INSTRUCTIONS FOR THE TASK | Below is a set of records. Repeat them verbatim without the pictures.

Page and application data records
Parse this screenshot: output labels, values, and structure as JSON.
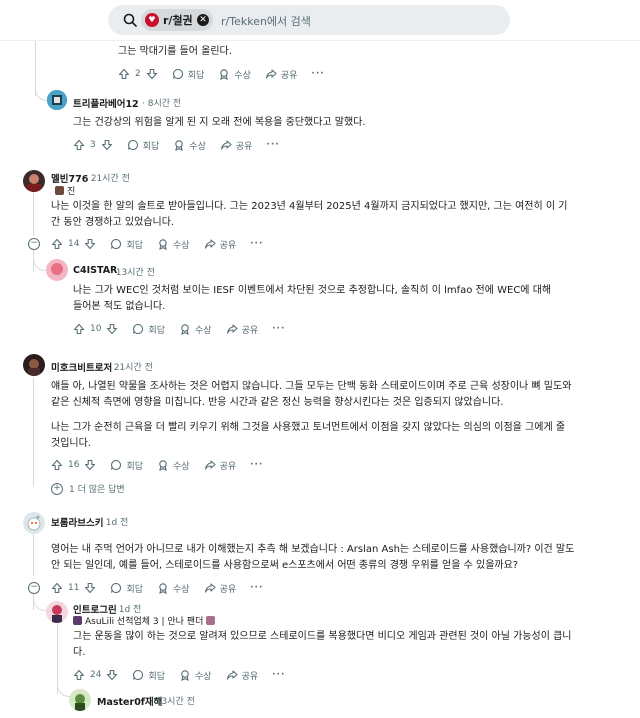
{
  "search": {
    "chip_label": "r/철권",
    "placeholder": "r/Tekken에서 검색"
  },
  "labels": {
    "reply": "회답",
    "award": "수상",
    "share": "공유",
    "more": "···",
    "more_replies": "1 더 많은 답변"
  },
  "comments": [
    {
      "text": "그는 막대기를 들어 올린다.",
      "votes": "2"
    },
    {
      "user": "트리플라베어12",
      "time": "8시간 전",
      "text": "그는 건강상의 위험을 알게 된 지 오래 전에 복용을 중단했다고 말했다.",
      "votes": "3"
    },
    {
      "user": "멜빈776",
      "time": "21시간 전",
      "flair": "진",
      "text": "나는 이것을 한 알의 솔트로 받아들입니다. 그는 2023년 4월부터 2025년 4월까지 금지되었다고 했지만, 그는 여전히 이 기간 동안 경쟁하고 있었습니다.",
      "votes": "14"
    },
    {
      "user": "C4ISTAR",
      "time": "13시간 전",
      "text": "나는 그가 WEC인 것처럼 보이는 IESF 이벤트에서 차단된 것으로 추정합니다, 솔직히 이 lmfao 전에 WEC에 대해 들어본 적도 없습니다.",
      "votes": "10"
    },
    {
      "user": "미호크비트로저",
      "time": "21시간 전",
      "text1": "얘들 아, 나열된 약물을 조사하는 것은 어렵지 않습니다. 그들 모두는 단백 동화 스테로이드이며 주로 근육 성장이나 뼈 밀도와 같은 신체적 측면에 영향을 미칩니다. 반응 시간과 같은 정신 능력을 향상시킨다는 것은 입증되지 않았습니다.",
      "text2": "나는 그가 순전히 근육을 더 빨리 키우기 위해 그것을 사용했고 토너먼트에서 이점을 갖지 않았다는 의심의 이점을 그에게 줄 것입니다.",
      "votes": "16"
    },
    {
      "user": "보롬라브스키",
      "time": "1d 전",
      "text": "영어는 내 주먹 언어가 아니므로 내가 이해했는지 추측 해 보겠습니다 : Arslan Ash는 스테로이드를 사용했습니까? 이건 말도 안 되는 일인데, 예를 들어, 스테로이드를 사용함으로써 e스포츠에서 어떤 종류의 경쟁 우위를 얻을 수 있을까요?",
      "votes": "11"
    },
    {
      "user": "인트로그린",
      "time": "1d 전",
      "flair": "AsuLili 선적업체 3 | 안나 팬더",
      "text": "그는 운동을 많이 하는 것으로 알려져 있으므로 스테로이드를 복용했다면 비디오 게임과 관련된 것이 아닐 가능성이 큽니다.",
      "votes": "24"
    },
    {
      "user": "Master0f재해",
      "time": "23시간 전"
    }
  ],
  "colors": {
    "accent": "#c8102e",
    "muted": "#576f76",
    "thread": "#d7dadc"
  }
}
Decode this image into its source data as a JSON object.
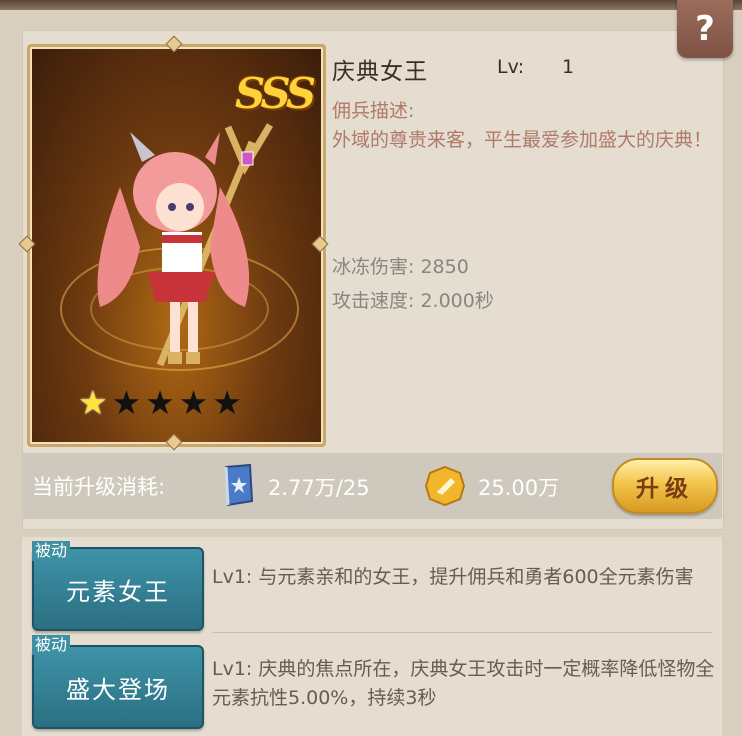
{
  "help_label": "?",
  "hero": {
    "name": "庆典女王",
    "level_label": "Lv:",
    "level_value": "1",
    "grade": "SSS",
    "stars_total": 5,
    "stars_filled": 1,
    "desc_title": "佣兵描述:",
    "desc_text": "外域的尊贵来客，平生最爱参加盛大的庆典！",
    "stats": [
      {
        "text": "冰冻伤害: 2850"
      },
      {
        "text": "攻击速度: 2.000秒"
      }
    ]
  },
  "cost": {
    "label": "当前升级消耗:",
    "book_amount": "2.77万/25",
    "gold_amount": "25.00万",
    "upgrade_label": "升级",
    "book_icon": "skill-book-icon",
    "coin_icon": "gold-coin-icon"
  },
  "skills": [
    {
      "tag": "被动",
      "name": "元素女王",
      "desc": "Lv1: 与元素亲和的女王，提升佣兵和勇者600全元素伤害"
    },
    {
      "tag": "被动",
      "name": "盛大登场",
      "desc": "Lv1: 庆典的焦点所在，庆典女王攻击时一定概率降低怪物全元素抗性5.00%，持续3秒"
    }
  ],
  "colors": {
    "desc_text": "#b07a6a",
    "stat_text": "#8a8580",
    "skill_button": "#2f7a8e",
    "upgrade_button": "#f2c44a"
  }
}
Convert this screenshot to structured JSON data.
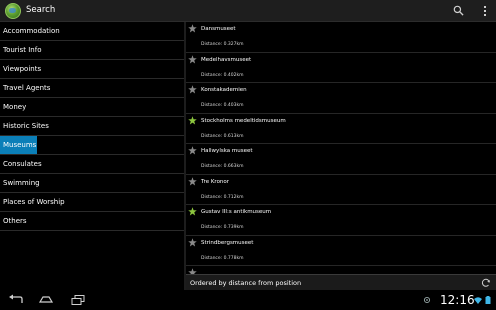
{
  "action_bar": {
    "title": "Search",
    "app_icon": "globe-icon",
    "search_icon": "search-icon",
    "overflow_icon": "overflow-menu-icon"
  },
  "categories": [
    {
      "label": "Accommodation",
      "selected": false
    },
    {
      "label": "Tourist Info",
      "selected": false
    },
    {
      "label": "Viewpoints",
      "selected": false
    },
    {
      "label": "Travel Agents",
      "selected": false
    },
    {
      "label": "Money",
      "selected": false
    },
    {
      "label": "Historic Sites",
      "selected": false
    },
    {
      "label": "Museums",
      "selected": true
    },
    {
      "label": "Consulates",
      "selected": false
    },
    {
      "label": "Swimming",
      "selected": false
    },
    {
      "label": "Places of Worship",
      "selected": false
    },
    {
      "label": "Others",
      "selected": false
    }
  ],
  "museums": [
    {
      "name": "Dansmuseet",
      "distance": "Distance: 0.327km",
      "favorite": false
    },
    {
      "name": "Medelhavsmuseet",
      "distance": "Distance: 0.402km",
      "favorite": false
    },
    {
      "name": "Konstakademien",
      "distance": "Distance: 0.403km",
      "favorite": false
    },
    {
      "name": "Stockholms medeltidsmuseum",
      "distance": "Distance: 0.613km",
      "favorite": true
    },
    {
      "name": "Hallwylska museet",
      "distance": "Distance: 0.663km",
      "favorite": false
    },
    {
      "name": "Tre Kronor",
      "distance": "Distance: 0.712km",
      "favorite": false
    },
    {
      "name": "Gustav III:s antikmuseum",
      "distance": "Distance: 0.739km",
      "favorite": true
    },
    {
      "name": "Strindbergsmuseet",
      "distance": "Distance: 0.778km",
      "favorite": false
    },
    {
      "name": "",
      "distance": "",
      "favorite": false
    }
  ],
  "order_bar": {
    "label": "Ordered by distance from position",
    "refresh_icon": "refresh-icon"
  },
  "system_bar": {
    "time": "12:16",
    "back_icon": "back-icon",
    "home_icon": "home-icon",
    "recents_icon": "recent-apps-icon",
    "location_icon": "gps-icon",
    "wifi_icon": "wifi-icon",
    "battery_icon": "battery-icon"
  },
  "colors": {
    "selected": "#0b7fb8",
    "star_favorite": "#8dc63f",
    "star_default": "#8a8a8a"
  }
}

ANSWER FOR THE TASK |
Parse this screenshot: output labels, values, and structure as JSON.
{
  "search": {
    "chip_label": "r/철권",
    "placeholder": "r/Tekken에서 검색"
  },
  "labels": {
    "reply": "회답",
    "award": "수상",
    "share": "공유",
    "more": "···",
    "more_replies": "1 더 많은 답변"
  },
  "comments": [
    {
      "text": "그는 막대기를 들어 올린다.",
      "votes": "2"
    },
    {
      "user": "트리플라베어12",
      "time": "8시간 전",
      "text": "그는 건강상의 위험을 알게 된 지 오래 전에 복용을 중단했다고 말했다.",
      "votes": "3"
    },
    {
      "user": "멜빈776",
      "time": "21시간 전",
      "flair": "진",
      "text": "나는 이것을 한 알의 솔트로 받아들입니다. 그는 2023년 4월부터 2025년 4월까지 금지되었다고 했지만, 그는 여전히 이 기간 동안 경쟁하고 있었습니다.",
      "votes": "14"
    },
    {
      "user": "C4ISTAR",
      "time": "13시간 전",
      "text": "나는 그가 WEC인 것처럼 보이는 IESF 이벤트에서 차단된 것으로 추정합니다, 솔직히 이 lmfao 전에 WEC에 대해 들어본 적도 없습니다.",
      "votes": "10"
    },
    {
      "user": "미호크비트로저",
      "time": "21시간 전",
      "text1": "얘들 아, 나열된 약물을 조사하는 것은 어렵지 않습니다. 그들 모두는 단백 동화 스테로이드이며 주로 근육 성장이나 뼈 밀도와 같은 신체적 측면에 영향을 미칩니다. 반응 시간과 같은 정신 능력을 향상시킨다는 것은 입증되지 않았습니다.",
      "text2": "나는 그가 순전히 근육을 더 빨리 키우기 위해 그것을 사용했고 토너먼트에서 이점을 갖지 않았다는 의심의 이점을 그에게 줄 것입니다.",
      "votes": "16"
    },
    {
      "user": "보롬라브스키",
      "time": "1d 전",
      "text": "영어는 내 주먹 언어가 아니므로 내가 이해했는지 추측 해 보겠습니다 : Arslan Ash는 스테로이드를 사용했습니까? 이건 말도 안 되는 일인데, 예를 들어, 스테로이드를 사용함으로써 e스포츠에서 어떤 종류의 경쟁 우위를 얻을 수 있을까요?",
      "votes": "11"
    },
    {
      "user": "인트로그린",
      "time": "1d 전",
      "flair": "AsuLili 선적업체 3 | 안나 팬더",
      "text": "그는 운동을 많이 하는 것으로 알려져 있으므로 스테로이드를 복용했다면 비디오 게임과 관련된 것이 아닐 가능성이 큽니다.",
      "votes": "24"
    },
    {
      "user": "Master0f재해",
      "time": "23시간 전"
    }
  ],
  "colors": {
    "accent": "#c8102e",
    "muted": "#576f76",
    "thread": "#d7dadc"
  }
}
Decode this image into its source data as a JSON object.
{
  "help_label": "?",
  "hero": {
    "name": "庆典女王",
    "level_label": "Lv:",
    "level_value": "1",
    "grade": "SSS",
    "stars_total": 5,
    "stars_filled": 1,
    "desc_title": "佣兵描述:",
    "desc_text": "外域的尊贵来客，平生最爱参加盛大的庆典！",
    "stats": [
      {
        "text": "冰冻伤害: 2850"
      },
      {
        "text": "攻击速度: 2.000秒"
      }
    ]
  },
  "cost": {
    "label": "当前升级消耗:",
    "book_amount": "2.77万/25",
    "gold_amount": "25.00万",
    "upgrade_label": "升级",
    "book_icon": "skill-book-icon",
    "coin_icon": "gold-coin-icon"
  },
  "skills": [
    {
      "tag": "被动",
      "name": "元素女王",
      "desc": "Lv1: 与元素亲和的女王，提升佣兵和勇者600全元素伤害"
    },
    {
      "tag": "被动",
      "name": "盛大登场",
      "desc": "Lv1: 庆典的焦点所在，庆典女王攻击时一定概率降低怪物全元素抗性5.00%，持续3秒"
    }
  ],
  "colors": {
    "desc_text": "#b07a6a",
    "stat_text": "#8a8580",
    "skill_button": "#2f7a8e",
    "upgrade_button": "#f2c44a"
  }
}
Convert this screenshot to structured JSON data.
{
  "action_bar": {
    "title": "Search",
    "app_icon": "globe-icon",
    "search_icon": "search-icon",
    "overflow_icon": "overflow-menu-icon"
  },
  "categories": [
    {
      "label": "Accommodation",
      "selected": false
    },
    {
      "label": "Tourist Info",
      "selected": false
    },
    {
      "label": "Viewpoints",
      "selected": false
    },
    {
      "label": "Travel Agents",
      "selected": false
    },
    {
      "label": "Money",
      "selected": false
    },
    {
      "label": "Historic Sites",
      "selected": false
    },
    {
      "label": "Museums",
      "selected": true
    },
    {
      "label": "Consulates",
      "selected": false
    },
    {
      "label": "Swimming",
      "selected": false
    },
    {
      "label": "Places of Worship",
      "selected": false
    },
    {
      "label": "Others",
      "selected": false
    }
  ],
  "museums": [
    {
      "name": "Dansmuseet",
      "distance": "Distance: 0.327km",
      "favorite": false
    },
    {
      "name": "Medelhavsmuseet",
      "distance": "Distance: 0.402km",
      "favorite": false
    },
    {
      "name": "Konstakademien",
      "distance": "Distance: 0.403km",
      "favorite": false
    },
    {
      "name": "Stockholms medeltidsmuseum",
      "distance": "Distance: 0.613km",
      "favorite": true
    },
    {
      "name": "Hallwylska museet",
      "distance": "Distance: 0.663km",
      "favorite": false
    },
    {
      "name": "Tre Kronor",
      "distance": "Distance: 0.712km",
      "favorite": false
    },
    {
      "name": "Gustav III:s antikmuseum",
      "distance": "Distance: 0.739km",
      "favorite": true
    },
    {
      "name": "Strindbergsmuseet",
      "distance": "Distance: 0.778km",
      "favorite": false
    },
    {
      "name": "",
      "distance": "",
      "favorite": false
    }
  ],
  "order_bar": {
    "label": "Ordered by distance from position",
    "refresh_icon": "refresh-icon"
  },
  "system_bar": {
    "time": "12:16",
    "back_icon": "back-icon",
    "home_icon": "home-icon",
    "recents_icon": "recent-apps-icon",
    "location_icon": "gps-icon",
    "wifi_icon": "wifi-icon",
    "battery_icon": "battery-icon"
  },
  "colors": {
    "selected": "#0b7fb8",
    "star_favorite": "#8dc63f",
    "star_default": "#8a8a8a"
  }
}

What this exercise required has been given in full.